§ **Problem requirements**
All of the entries need to be set down exactly as they read.

BEGIN

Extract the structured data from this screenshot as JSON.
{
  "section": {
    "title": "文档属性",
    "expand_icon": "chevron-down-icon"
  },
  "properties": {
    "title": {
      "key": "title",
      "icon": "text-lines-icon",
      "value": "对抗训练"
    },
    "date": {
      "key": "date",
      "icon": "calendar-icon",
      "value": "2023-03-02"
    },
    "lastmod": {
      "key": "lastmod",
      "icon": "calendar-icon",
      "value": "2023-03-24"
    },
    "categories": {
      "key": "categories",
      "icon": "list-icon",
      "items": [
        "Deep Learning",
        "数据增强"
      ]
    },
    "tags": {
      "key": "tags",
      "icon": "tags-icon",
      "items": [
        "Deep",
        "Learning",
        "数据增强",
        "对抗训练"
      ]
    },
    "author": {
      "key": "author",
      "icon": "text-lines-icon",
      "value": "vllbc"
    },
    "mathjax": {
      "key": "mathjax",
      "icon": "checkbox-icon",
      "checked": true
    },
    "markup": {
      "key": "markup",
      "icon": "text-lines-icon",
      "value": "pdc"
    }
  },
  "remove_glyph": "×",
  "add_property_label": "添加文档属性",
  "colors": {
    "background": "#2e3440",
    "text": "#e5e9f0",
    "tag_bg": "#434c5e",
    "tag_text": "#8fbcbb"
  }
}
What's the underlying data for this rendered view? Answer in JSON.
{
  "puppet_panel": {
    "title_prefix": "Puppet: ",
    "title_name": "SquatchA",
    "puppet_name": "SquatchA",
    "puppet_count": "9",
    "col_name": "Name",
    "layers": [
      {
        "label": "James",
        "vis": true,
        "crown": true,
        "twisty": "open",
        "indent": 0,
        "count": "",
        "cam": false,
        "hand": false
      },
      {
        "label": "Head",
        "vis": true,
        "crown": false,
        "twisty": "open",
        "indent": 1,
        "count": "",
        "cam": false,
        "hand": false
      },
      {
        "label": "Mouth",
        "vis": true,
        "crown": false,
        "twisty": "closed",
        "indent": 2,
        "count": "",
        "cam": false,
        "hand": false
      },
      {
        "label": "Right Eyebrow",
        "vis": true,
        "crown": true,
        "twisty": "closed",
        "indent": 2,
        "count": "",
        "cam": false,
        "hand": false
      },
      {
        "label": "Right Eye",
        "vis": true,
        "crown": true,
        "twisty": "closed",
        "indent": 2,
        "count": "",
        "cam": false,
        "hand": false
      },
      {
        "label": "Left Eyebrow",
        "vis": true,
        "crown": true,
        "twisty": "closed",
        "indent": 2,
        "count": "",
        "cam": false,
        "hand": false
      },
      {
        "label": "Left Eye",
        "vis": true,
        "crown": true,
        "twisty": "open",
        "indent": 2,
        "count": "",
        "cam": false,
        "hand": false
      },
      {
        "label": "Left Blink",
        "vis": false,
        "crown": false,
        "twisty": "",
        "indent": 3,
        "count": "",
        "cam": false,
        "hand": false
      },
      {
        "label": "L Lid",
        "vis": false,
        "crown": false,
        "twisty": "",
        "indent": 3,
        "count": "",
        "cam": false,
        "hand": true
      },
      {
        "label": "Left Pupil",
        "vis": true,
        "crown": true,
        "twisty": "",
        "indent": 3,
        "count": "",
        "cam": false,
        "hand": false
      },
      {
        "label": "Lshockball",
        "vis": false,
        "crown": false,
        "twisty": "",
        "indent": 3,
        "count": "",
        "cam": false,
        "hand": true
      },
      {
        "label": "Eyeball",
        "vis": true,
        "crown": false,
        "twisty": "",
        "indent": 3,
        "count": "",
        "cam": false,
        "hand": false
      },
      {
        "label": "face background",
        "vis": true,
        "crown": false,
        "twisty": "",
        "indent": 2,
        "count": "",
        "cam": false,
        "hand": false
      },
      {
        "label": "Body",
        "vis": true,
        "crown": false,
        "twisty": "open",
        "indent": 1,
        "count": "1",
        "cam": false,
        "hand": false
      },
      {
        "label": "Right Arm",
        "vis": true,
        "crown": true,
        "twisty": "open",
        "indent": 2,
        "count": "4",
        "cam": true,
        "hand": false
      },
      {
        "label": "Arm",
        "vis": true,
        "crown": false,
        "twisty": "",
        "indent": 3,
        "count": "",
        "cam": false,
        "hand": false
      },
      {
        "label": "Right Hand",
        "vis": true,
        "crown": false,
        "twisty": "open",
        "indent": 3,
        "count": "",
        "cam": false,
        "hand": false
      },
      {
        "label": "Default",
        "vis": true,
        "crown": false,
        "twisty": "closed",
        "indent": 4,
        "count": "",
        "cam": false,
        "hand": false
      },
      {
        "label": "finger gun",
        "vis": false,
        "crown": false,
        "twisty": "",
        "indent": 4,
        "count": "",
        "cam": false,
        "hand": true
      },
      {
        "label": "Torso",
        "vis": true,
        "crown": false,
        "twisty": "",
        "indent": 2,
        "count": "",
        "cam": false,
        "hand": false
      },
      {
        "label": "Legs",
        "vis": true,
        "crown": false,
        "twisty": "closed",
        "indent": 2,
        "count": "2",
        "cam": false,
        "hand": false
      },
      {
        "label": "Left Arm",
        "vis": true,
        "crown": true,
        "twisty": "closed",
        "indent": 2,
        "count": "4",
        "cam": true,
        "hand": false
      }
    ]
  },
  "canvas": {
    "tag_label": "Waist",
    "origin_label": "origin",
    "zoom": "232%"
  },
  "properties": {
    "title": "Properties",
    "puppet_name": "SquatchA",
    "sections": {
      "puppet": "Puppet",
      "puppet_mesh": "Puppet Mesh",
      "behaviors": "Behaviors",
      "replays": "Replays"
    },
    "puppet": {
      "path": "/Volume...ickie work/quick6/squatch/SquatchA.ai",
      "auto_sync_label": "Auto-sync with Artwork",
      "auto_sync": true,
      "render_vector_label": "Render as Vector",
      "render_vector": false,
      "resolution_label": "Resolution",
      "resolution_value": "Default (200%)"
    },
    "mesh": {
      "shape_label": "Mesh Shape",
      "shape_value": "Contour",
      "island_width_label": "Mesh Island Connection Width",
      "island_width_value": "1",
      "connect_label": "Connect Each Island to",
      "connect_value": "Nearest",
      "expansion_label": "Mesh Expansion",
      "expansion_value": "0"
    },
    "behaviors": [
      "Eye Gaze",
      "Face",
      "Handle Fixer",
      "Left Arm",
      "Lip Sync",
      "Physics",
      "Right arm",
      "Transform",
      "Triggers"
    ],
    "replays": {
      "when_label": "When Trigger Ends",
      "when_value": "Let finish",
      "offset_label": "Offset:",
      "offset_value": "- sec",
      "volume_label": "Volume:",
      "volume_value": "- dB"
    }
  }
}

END

§ **Answer below**
Extract the structured data from this screenshot as JSON.
{
  "section": {
    "title": "文档属性",
    "expand_icon": "chevron-down-icon"
  },
  "properties": {
    "title": {
      "key": "title",
      "icon": "text-lines-icon",
      "value": "对抗训练"
    },
    "date": {
      "key": "date",
      "icon": "calendar-icon",
      "value": "2023-03-02"
    },
    "lastmod": {
      "key": "lastmod",
      "icon": "calendar-icon",
      "value": "2023-03-24"
    },
    "categories": {
      "key": "categories",
      "icon": "list-icon",
      "items": [
        "Deep Learning",
        "数据增强"
      ]
    },
    "tags": {
      "key": "tags",
      "icon": "tags-icon",
      "items": [
        "Deep",
        "Learning",
        "数据增强",
        "对抗训练"
      ]
    },
    "author": {
      "key": "author",
      "icon": "text-lines-icon",
      "value": "vllbc"
    },
    "mathjax": {
      "key": "mathjax",
      "icon": "checkbox-icon",
      "checked": true
    },
    "markup": {
      "key": "markup",
      "icon": "text-lines-icon",
      "value": "pdc"
    }
  },
  "remove_glyph": "×",
  "add_property_label": "添加文档属性",
  "colors": {
    "background": "#2e3440",
    "text": "#e5e9f0",
    "tag_bg": "#434c5e",
    "tag_text": "#8fbcbb"
  }
}
What's the underlying data for this rendered view? Answer in JSON.
{
  "puppet_panel": {
    "title_prefix": "Puppet: ",
    "title_name": "SquatchA",
    "puppet_name": "SquatchA",
    "puppet_count": "9",
    "col_name": "Name",
    "layers": [
      {
        "label": "James",
        "vis": true,
        "crown": true,
        "twisty": "open",
        "indent": 0,
        "count": "",
        "cam": false,
        "hand": false
      },
      {
        "label": "Head",
        "vis": true,
        "crown": false,
        "twisty": "open",
        "indent": 1,
        "count": "",
        "cam": false,
        "hand": false
      },
      {
        "label": "Mouth",
        "vis": true,
        "crown": false,
        "twisty": "closed",
        "indent": 2,
        "count": "",
        "cam": false,
        "hand": false
      },
      {
        "label": "Right Eyebrow",
        "vis": true,
        "crown": true,
        "twisty": "closed",
        "indent": 2,
        "count": "",
        "cam": false,
        "hand": false
      },
      {
        "label": "Right Eye",
        "vis": true,
        "crown": true,
        "twisty": "closed",
        "indent": 2,
        "count": "",
        "cam": false,
        "hand": false
      },
      {
        "label": "Left Eyebrow",
        "vis": true,
        "crown": true,
        "twisty": "closed",
        "indent": 2,
        "count": "",
        "cam": false,
        "hand": false
      },
      {
        "label": "Left Eye",
        "vis": true,
        "crown": true,
        "twisty": "open",
        "indent": 2,
        "count": "",
        "cam": false,
        "hand": false
      },
      {
        "label": "Left Blink",
        "vis": false,
        "crown": false,
        "twisty": "",
        "indent": 3,
        "count": "",
        "cam": false,
        "hand": false
      },
      {
        "label": "L Lid",
        "vis": false,
        "crown": false,
        "twisty": "",
        "indent": 3,
        "count": "",
        "cam": false,
        "hand": true
      },
      {
        "label": "Left Pupil",
        "vis": true,
        "crown": true,
        "twisty": "",
        "indent": 3,
        "count": "",
        "cam": false,
        "hand": false
      },
      {
        "label": "Lshockball",
        "vis": false,
        "crown": false,
        "twisty": "",
        "indent": 3,
        "count": "",
        "cam": false,
        "hand": true
      },
      {
        "label": "Eyeball",
        "vis": true,
        "crown": false,
        "twisty": "",
        "indent": 3,
        "count": "",
        "cam": false,
        "hand": false
      },
      {
        "label": "face background",
        "vis": true,
        "crown": false,
        "twisty": "",
        "indent": 2,
        "count": "",
        "cam": false,
        "hand": false
      },
      {
        "label": "Body",
        "vis": true,
        "crown": false,
        "twisty": "open",
        "indent": 1,
        "count": "1",
        "cam": false,
        "hand": false
      },
      {
        "label": "Right Arm",
        "vis": true,
        "crown": true,
        "twisty": "open",
        "indent": 2,
        "count": "4",
        "cam": true,
        "hand": false
      },
      {
        "label": "Arm",
        "vis": true,
        "crown": false,
        "twisty": "",
        "indent": 3,
        "count": "",
        "cam": false,
        "hand": false
      },
      {
        "label": "Right Hand",
        "vis": true,
        "crown": false,
        "twisty": "open",
        "indent": 3,
        "count": "",
        "cam": false,
        "hand": false
      },
      {
        "label": "Default",
        "vis": true,
        "crown": false,
        "twisty": "closed",
        "indent": 4,
        "count": "",
        "cam": false,
        "hand": false
      },
      {
        "label": "finger gun",
        "vis": false,
        "crown": false,
        "twisty": "",
        "indent": 4,
        "count": "",
        "cam": false,
        "hand": true
      },
      {
        "label": "Torso",
        "vis": true,
        "crown": false,
        "twisty": "",
        "indent": 2,
        "count": "",
        "cam": false,
        "hand": false
      },
      {
        "label": "Legs",
        "vis": true,
        "crown": false,
        "twisty": "closed",
        "indent": 2,
        "count": "2",
        "cam": false,
        "hand": false
      },
      {
        "label": "Left Arm",
        "vis": true,
        "crown": true,
        "twisty": "closed",
        "indent": 2,
        "count": "4",
        "cam": true,
        "hand": false
      }
    ]
  },
  "canvas": {
    "tag_label": "Waist",
    "origin_label": "origin",
    "zoom": "232%"
  },
  "properties": {
    "title": "Properties",
    "puppet_name": "SquatchA",
    "sections": {
      "puppet": "Puppet",
      "puppet_mesh": "Puppet Mesh",
      "behaviors": "Behaviors",
      "replays": "Replays"
    },
    "puppet": {
      "path": "/Volume...ickie work/quick6/squatch/SquatchA.ai",
      "auto_sync_label": "Auto-sync with Artwork",
      "auto_sync": true,
      "render_vector_label": "Render as Vector",
      "render_vector": false,
      "resolution_label": "Resolution",
      "resolution_value": "Default (200%)"
    },
    "mesh": {
      "shape_label": "Mesh Shape",
      "shape_value": "Contour",
      "island_width_label": "Mesh Island Connection Width",
      "island_width_value": "1",
      "connect_label": "Connect Each Island to",
      "connect_value": "Nearest",
      "expansion_label": "Mesh Expansion",
      "expansion_value": "0"
    },
    "behaviors": [
      "Eye Gaze",
      "Face",
      "Handle Fixer",
      "Left Arm",
      "Lip Sync",
      "Physics",
      "Right arm",
      "Transform",
      "Triggers"
    ],
    "replays": {
      "when_label": "When Trigger Ends",
      "when_value": "Let finish",
      "offset_label": "Offset:",
      "offset_value": "- sec",
      "volume_label": "Volume:",
      "volume_value": "- dB"
    }
  }
}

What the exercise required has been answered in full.